=== Section Start ===
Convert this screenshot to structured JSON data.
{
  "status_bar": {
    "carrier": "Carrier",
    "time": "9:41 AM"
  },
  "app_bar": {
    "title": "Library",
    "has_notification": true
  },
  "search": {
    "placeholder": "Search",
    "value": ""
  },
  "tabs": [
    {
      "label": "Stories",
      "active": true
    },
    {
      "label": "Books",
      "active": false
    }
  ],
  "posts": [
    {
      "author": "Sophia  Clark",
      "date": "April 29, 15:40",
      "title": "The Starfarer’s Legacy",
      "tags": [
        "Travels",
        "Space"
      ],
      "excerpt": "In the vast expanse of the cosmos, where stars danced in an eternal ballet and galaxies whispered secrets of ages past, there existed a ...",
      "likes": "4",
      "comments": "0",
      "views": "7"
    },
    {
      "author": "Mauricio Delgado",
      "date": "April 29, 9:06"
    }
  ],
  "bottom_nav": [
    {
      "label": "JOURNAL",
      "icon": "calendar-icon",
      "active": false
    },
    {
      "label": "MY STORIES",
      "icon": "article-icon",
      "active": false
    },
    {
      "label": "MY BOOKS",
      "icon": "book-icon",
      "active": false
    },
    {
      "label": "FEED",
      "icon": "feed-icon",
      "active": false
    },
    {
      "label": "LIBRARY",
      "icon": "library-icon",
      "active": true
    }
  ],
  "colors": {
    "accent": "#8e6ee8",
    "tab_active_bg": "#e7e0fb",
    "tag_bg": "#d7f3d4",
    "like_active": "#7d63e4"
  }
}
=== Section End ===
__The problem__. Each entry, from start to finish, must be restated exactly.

__Worked solution__.
Convert this screenshot to structured JSON data.
{
  "status_bar": {
    "carrier": "Carrier",
    "time": "9:41 AM"
  },
  "app_bar": {
    "title": "Library",
    "has_notification": true
  },
  "search": {
    "placeholder": "Search",
    "value": ""
  },
  "tabs": [
    {
      "label": "Stories",
      "active": true
    },
    {
      "label": "Books",
      "active": false
    }
  ],
  "posts": [
    {
      "author": "Sophia  Clark",
      "date": "April 29, 15:40",
      "title": "The Starfarer’s Legacy",
      "tags": [
        "Travels",
        "Space"
      ],
      "excerpt": "In the vast expanse of the cosmos, where stars danced in an eternal ballet and galaxies whispered secrets of ages past, there existed a ...",
      "likes": "4",
      "comments": "0",
      "views": "7"
    },
    {
      "author": "Mauricio Delgado",
      "date": "April 29, 9:06"
    }
  ],
  "bottom_nav": [
    {
      "label": "JOURNAL",
      "icon": "calendar-icon",
      "active": false
    },
    {
      "label": "MY STORIES",
      "icon": "article-icon",
      "active": false
    },
    {
      "label": "MY BOOKS",
      "icon": "book-icon",
      "active": false
    },
    {
      "label": "FEED",
      "icon": "feed-icon",
      "active": false
    },
    {
      "label": "LIBRARY",
      "icon": "library-icon",
      "active": true
    }
  ],
  "colors": {
    "accent": "#8e6ee8",
    "tab_active_bg": "#e7e0fb",
    "tag_bg": "#d7f3d4",
    "like_active": "#7d63e4"
  }
}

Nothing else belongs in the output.